Poitras and Greenwald Make Me Feel Naïve

Ideas and Issues

public encryptionNew Orleans  Reading the New York Times magazine feature by Peter Maass on filmmaker Laura Poitras and reporter Glenn Greenwald’s interactions with Edward Snowden and the gyrations involved in handling his NSA documents, made me feel naïve and not paranoid exactly, but uncomfortable and almost scared in an oh-my-god-this-is-so-much-worse-than-1984-kinda-way. 

            Of course I had no clue what a “public encryption” key might be if someone wanted to send me a secure email or vice versa.   I’ve always assumed that if the government wanted something they could get it, and I’ve seen it happen of course, so I’ve lived accordingly by a run of the mill level of discretion rather than full blown paranoia.   Unfortunately reading all of this “I spy” stuff makes me wonder what world I thought we were really living in post-9/11?

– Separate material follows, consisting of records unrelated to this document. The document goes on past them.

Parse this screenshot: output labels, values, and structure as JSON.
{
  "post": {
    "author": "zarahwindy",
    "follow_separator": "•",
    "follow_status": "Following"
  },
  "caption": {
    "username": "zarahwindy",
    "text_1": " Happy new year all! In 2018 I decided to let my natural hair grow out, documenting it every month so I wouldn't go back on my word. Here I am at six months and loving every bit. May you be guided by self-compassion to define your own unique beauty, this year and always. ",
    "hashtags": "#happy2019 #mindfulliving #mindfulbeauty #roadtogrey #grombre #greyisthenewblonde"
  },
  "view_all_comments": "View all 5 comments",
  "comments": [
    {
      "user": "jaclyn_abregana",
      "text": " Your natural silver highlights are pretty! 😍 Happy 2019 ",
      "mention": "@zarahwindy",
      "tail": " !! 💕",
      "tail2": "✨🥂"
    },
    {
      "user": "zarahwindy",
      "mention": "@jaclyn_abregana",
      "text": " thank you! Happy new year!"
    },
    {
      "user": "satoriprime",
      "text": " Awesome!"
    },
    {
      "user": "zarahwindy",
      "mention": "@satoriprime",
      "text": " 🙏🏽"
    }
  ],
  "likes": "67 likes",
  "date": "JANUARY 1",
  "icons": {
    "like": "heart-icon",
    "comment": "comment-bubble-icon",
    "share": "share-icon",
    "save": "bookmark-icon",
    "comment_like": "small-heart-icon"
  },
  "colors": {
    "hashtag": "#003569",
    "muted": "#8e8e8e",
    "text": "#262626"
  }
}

            Here’s a good example.   These folks would not bring cellphones with them to meetings in Hong Kong because there is some way that conversations can be monitored and recorded through such devices even when they are turned off.   Are you kidding me?  How is that possible?

            I’ve traveled my share around the world, and like so many people I’ve gone through spates where I was put through secondary security and luggage checks upon reentering the United States, sometimes with my family stuck waiting for me or other colleagues and friends, but I’ve always bought the story from customs control that there was confusion about my name.  I’ve written Washington, gotten no reply, because they don’t ever admit anything, but was finally approved for Global Entry and eventually the problems stopped.  Reading about Laura Poitras constant harassment was unsettling, especially the fact that the government believes that they are bound by no laws, warrants, or privacy restrictions when it comes to their rights to keep  citizens – or anyone else – from coming into the country.   I recall a friend from Canada telling me about having to surrender his cellphone to customs agents when visiting the USA who then scrolled his email and texts to see if he had worked without papers in the country.  He could have not given them permission, but then they would simply have denied him entry into the country, so what choice did he have. Would we have any different options?

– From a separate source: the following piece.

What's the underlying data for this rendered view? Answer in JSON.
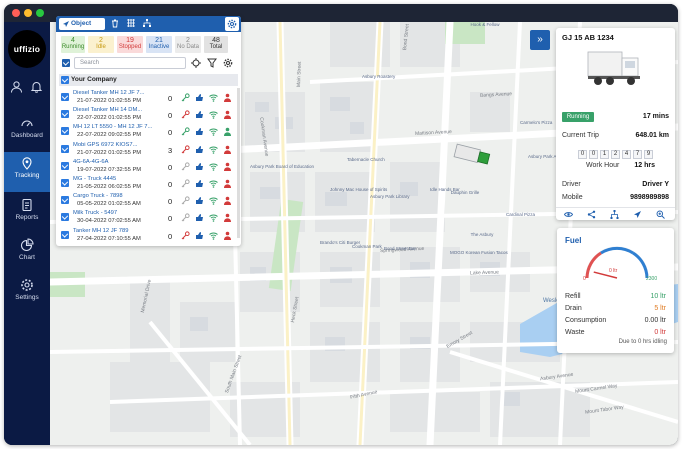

            Laura Poitras has a computer that is “airbagged,” which means that the computer has never been connected to the internet, so that she can read documents on that device without fear that anyone anywhere will be able to pick them up.  Wow!   She has to disable the GPS on all devices so that she can’t be tracked.   Heck, I thought it was enough that I never joined Foursquare or agreed to let Facebook pinpoint my location. 

            And, of course at this point while working on the NSA documents, she is in Berlin because somehow NSA can’t get her there and Greenwald is in Brazil, which is royally ticked about the NSA revelations giving him some safety, but clearly neither will be able to ever come back to the States until they have gotten rid of the NSA documents they are still holding.    They make a joke in the article about how much easier it is for people to deal with them, especially if Julian Assange and Wikileaks held these documents instead, but that’s gallows humor.

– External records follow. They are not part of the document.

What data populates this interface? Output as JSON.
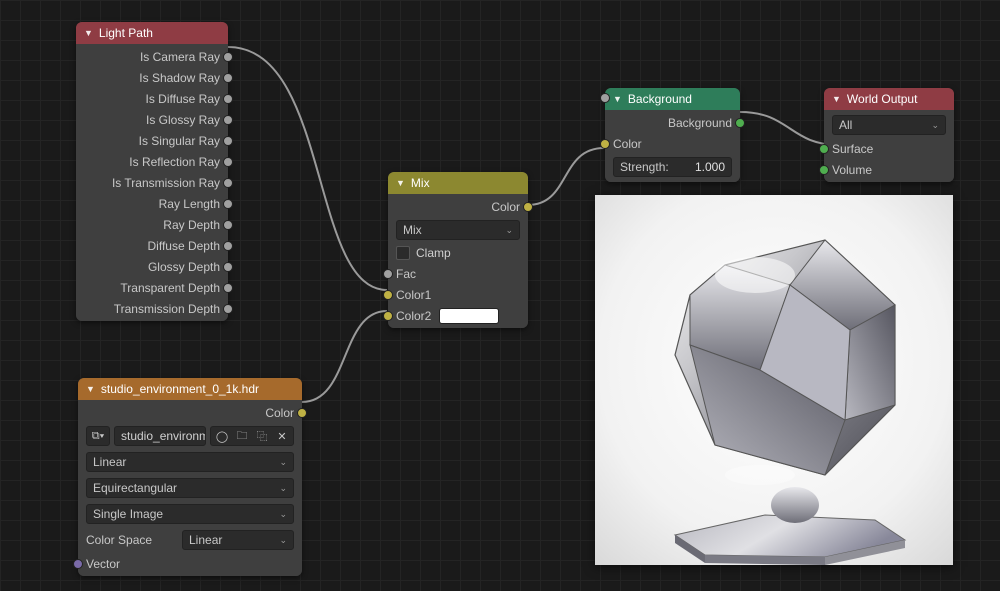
{
  "lightPath": {
    "title": "Light Path",
    "outputs": [
      "Is Camera Ray",
      "Is Shadow Ray",
      "Is Diffuse Ray",
      "Is Glossy Ray",
      "Is Singular Ray",
      "Is Reflection Ray",
      "Is Transmission Ray",
      "Ray Length",
      "Ray Depth",
      "Diffuse Depth",
      "Glossy Depth",
      "Transparent Depth",
      "Transmission Depth"
    ]
  },
  "envTex": {
    "title": "studio_environment_0_1k.hdr",
    "outputColor": "Color",
    "fileName": "studio_environment..",
    "interp": "Linear",
    "projection": "Equirectangular",
    "source": "Single Image",
    "colorSpaceLabel": "Color Space",
    "colorSpace": "Linear",
    "vector": "Vector"
  },
  "mix": {
    "title": "Mix",
    "outputColor": "Color",
    "blendMode": "Mix",
    "clamp": "Clamp",
    "fac": "Fac",
    "color1": "Color1",
    "color2": "Color2"
  },
  "background": {
    "title": "Background",
    "output": "Background",
    "color": "Color",
    "strengthLabel": "Strength:",
    "strengthValue": "1.000"
  },
  "worldOutput": {
    "title": "World Output",
    "target": "All",
    "surface": "Surface",
    "volume": "Volume"
  },
  "icons": {
    "tri": "▼",
    "chev": "⌄",
    "imageData": "⧉▾",
    "shield": "◯",
    "folder": "🗀",
    "duplicate": "⿻",
    "close": "✕"
  }
}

            They may not be in asylum like Snowden, but they are certainly in exile performing a service for all of us naïve to the ways of the new world of constant surveillance of all citizens.  We better get hip and get up to speed if this is what the new citizen journalism is going to be about.